Peter wondered if data should be stored centralized or decentralized, when Deepak blogged about Freebase and Metaweb. Now, I haven't really looked into these two projects, but the question of centralized versus decentralized is interesting. It's MySQL versus the world wide web; it's the PubChem compound ID versus the InChI; it's http://cb.openmolecules.net/rdf/?InChI=1/CH4/h1H4 versus info:inchi/InChI=1/CH4/h1H4 (see RDF-ing molecular space).
Both have advantages and disadvantages (everything does). Google has a huge experience with massive data, and is the centralized version of the distributed world wide web. Personally, I tend towards the decentralized version of things. Scales better. The chemical RDF community showed some concerns about scalability of triple stores (see e.g. Taylor et al. Bringing Chemical Data onto the Semantic Web, 2006, DOI 10.1021/ci050378m). Now, their tests went up to some 30M triples, which is barely enough to store the InChI, PubChem compound ID, and one chemical name.

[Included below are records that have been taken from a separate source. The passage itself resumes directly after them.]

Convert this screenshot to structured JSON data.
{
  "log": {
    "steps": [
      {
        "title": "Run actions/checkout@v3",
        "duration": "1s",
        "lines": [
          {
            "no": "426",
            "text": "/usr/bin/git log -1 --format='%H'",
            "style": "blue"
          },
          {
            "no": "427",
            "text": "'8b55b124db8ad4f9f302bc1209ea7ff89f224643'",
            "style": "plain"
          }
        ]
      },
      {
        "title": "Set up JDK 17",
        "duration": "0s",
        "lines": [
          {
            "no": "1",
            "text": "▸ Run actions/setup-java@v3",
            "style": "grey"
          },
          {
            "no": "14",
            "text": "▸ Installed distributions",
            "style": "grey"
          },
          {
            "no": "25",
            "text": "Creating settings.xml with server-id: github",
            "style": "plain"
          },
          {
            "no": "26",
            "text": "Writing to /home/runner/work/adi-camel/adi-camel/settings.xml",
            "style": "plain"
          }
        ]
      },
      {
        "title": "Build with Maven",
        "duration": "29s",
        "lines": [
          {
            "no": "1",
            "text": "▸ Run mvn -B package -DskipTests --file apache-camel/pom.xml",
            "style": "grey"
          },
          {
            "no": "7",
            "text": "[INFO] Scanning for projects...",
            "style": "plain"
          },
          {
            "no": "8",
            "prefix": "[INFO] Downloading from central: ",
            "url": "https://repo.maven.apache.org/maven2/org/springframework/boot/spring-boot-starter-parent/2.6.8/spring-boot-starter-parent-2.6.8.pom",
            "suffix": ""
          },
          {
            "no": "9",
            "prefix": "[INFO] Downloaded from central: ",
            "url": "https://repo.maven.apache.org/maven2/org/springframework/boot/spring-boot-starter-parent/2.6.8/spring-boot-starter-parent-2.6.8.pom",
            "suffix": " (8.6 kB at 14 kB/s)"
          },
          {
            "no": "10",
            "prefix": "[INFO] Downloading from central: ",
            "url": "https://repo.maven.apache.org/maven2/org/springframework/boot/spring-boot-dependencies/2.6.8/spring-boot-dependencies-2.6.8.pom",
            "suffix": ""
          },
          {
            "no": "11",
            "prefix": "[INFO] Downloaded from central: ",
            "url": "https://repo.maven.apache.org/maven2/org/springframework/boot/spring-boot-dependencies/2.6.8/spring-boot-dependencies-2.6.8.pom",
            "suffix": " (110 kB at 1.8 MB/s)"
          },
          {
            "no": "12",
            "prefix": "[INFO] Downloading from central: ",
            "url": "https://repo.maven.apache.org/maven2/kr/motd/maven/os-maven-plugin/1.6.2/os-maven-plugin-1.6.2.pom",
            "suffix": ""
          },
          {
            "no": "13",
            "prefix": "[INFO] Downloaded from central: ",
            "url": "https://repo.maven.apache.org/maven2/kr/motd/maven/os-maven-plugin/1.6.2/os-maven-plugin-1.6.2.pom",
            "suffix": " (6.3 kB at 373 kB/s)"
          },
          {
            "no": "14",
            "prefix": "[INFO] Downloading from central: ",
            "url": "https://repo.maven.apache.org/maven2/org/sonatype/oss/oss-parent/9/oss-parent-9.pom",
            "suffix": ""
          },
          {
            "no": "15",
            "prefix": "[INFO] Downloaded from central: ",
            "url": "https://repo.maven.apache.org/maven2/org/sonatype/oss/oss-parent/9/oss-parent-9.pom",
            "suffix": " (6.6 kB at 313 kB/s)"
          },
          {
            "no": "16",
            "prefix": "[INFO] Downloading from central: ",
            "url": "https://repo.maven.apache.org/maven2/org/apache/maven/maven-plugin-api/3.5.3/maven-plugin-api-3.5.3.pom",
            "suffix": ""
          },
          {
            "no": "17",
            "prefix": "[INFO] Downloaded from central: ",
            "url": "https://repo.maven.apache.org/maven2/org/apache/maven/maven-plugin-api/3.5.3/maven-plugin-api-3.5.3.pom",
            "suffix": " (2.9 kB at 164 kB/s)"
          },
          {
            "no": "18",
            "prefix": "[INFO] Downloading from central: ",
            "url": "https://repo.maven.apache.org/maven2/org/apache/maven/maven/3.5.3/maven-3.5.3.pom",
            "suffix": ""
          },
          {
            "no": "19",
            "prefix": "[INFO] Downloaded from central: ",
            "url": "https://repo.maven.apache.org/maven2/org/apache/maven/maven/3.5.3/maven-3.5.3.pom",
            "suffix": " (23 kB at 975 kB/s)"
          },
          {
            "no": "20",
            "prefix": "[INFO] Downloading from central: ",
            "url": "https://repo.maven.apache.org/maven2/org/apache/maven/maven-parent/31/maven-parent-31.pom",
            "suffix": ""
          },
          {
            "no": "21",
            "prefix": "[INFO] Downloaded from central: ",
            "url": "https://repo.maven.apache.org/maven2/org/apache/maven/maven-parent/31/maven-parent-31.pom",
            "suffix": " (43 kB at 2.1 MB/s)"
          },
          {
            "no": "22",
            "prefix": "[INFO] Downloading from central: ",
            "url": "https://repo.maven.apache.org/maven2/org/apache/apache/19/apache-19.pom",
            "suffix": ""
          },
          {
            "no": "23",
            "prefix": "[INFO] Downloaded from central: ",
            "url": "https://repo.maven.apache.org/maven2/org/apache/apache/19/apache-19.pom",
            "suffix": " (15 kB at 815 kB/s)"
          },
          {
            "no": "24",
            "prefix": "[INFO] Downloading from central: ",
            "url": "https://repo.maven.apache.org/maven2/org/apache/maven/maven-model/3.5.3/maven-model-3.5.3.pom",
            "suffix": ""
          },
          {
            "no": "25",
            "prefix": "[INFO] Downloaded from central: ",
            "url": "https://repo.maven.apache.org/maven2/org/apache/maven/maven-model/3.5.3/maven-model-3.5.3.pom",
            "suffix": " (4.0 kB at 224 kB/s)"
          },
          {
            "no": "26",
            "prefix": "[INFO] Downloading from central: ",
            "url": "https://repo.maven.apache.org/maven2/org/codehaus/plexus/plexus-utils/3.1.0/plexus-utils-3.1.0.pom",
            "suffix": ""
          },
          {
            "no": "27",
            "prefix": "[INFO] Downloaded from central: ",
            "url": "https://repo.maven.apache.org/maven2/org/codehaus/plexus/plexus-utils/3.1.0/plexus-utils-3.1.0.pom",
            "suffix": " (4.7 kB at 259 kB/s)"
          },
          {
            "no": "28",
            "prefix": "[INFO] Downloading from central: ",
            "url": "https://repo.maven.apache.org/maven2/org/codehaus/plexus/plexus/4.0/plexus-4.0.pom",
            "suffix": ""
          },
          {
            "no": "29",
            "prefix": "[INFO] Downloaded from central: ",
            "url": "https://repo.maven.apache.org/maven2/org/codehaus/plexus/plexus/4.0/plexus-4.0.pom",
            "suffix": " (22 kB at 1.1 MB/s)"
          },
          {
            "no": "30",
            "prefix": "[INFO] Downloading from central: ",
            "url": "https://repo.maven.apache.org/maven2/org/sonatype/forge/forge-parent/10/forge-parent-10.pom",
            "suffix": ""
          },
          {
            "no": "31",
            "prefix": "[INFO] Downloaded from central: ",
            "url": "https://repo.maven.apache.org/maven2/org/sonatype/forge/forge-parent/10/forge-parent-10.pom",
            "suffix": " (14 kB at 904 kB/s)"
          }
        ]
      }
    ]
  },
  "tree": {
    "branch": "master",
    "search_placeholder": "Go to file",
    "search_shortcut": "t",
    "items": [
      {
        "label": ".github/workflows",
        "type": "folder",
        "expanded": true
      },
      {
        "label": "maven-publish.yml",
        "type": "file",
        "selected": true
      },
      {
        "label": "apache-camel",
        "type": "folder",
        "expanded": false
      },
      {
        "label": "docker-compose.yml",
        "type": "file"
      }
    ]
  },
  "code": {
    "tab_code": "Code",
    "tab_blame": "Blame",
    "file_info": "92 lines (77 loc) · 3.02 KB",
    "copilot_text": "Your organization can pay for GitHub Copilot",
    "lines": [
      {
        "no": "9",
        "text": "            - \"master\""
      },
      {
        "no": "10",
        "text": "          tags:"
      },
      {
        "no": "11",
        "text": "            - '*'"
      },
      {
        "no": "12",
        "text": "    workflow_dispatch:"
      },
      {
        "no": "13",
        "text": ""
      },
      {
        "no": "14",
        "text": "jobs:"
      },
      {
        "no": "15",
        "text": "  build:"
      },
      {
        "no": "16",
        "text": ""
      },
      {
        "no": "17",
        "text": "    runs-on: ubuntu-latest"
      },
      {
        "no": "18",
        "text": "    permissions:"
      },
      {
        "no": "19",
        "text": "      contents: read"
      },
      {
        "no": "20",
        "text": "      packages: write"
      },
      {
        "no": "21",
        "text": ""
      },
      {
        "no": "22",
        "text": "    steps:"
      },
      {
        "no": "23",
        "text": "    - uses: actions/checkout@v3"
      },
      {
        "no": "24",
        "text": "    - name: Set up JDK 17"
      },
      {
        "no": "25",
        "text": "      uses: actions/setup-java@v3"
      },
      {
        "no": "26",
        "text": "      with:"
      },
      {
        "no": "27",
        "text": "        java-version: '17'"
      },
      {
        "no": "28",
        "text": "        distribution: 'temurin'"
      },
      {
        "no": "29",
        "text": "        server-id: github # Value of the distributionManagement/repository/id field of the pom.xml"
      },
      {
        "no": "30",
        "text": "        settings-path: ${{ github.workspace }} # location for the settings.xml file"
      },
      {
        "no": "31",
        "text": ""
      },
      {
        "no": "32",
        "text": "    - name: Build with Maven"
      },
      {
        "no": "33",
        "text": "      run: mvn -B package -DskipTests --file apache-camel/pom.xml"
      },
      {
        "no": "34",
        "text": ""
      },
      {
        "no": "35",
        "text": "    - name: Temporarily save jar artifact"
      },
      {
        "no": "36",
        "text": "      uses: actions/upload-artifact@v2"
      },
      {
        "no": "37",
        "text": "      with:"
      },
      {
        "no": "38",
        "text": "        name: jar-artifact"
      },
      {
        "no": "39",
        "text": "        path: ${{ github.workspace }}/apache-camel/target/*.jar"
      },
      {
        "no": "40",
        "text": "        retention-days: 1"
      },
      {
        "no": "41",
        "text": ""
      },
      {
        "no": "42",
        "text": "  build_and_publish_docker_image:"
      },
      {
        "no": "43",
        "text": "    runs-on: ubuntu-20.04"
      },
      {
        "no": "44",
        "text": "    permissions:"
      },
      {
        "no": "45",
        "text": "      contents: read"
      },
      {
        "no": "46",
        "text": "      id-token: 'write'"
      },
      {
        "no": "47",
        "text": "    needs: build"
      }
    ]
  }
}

So, how would this work for molecules then? I am leaning towards a system where one can query resources about one molecule, and work ones way through molecular space. Using KEGG, reaction databases, similarity stores, one could move from molecule to molecule, and add bits of RDF along the way, filling a local RDF store around the actual query I have in mind. For example, if I want to verify that the mass spectrum I found really belongs to the molecular structure I have in mind, I would look up in the resources I know about all triples that relate to the putative structure, and do my queries from there. That's what I would do... (and will do, but more on that later...)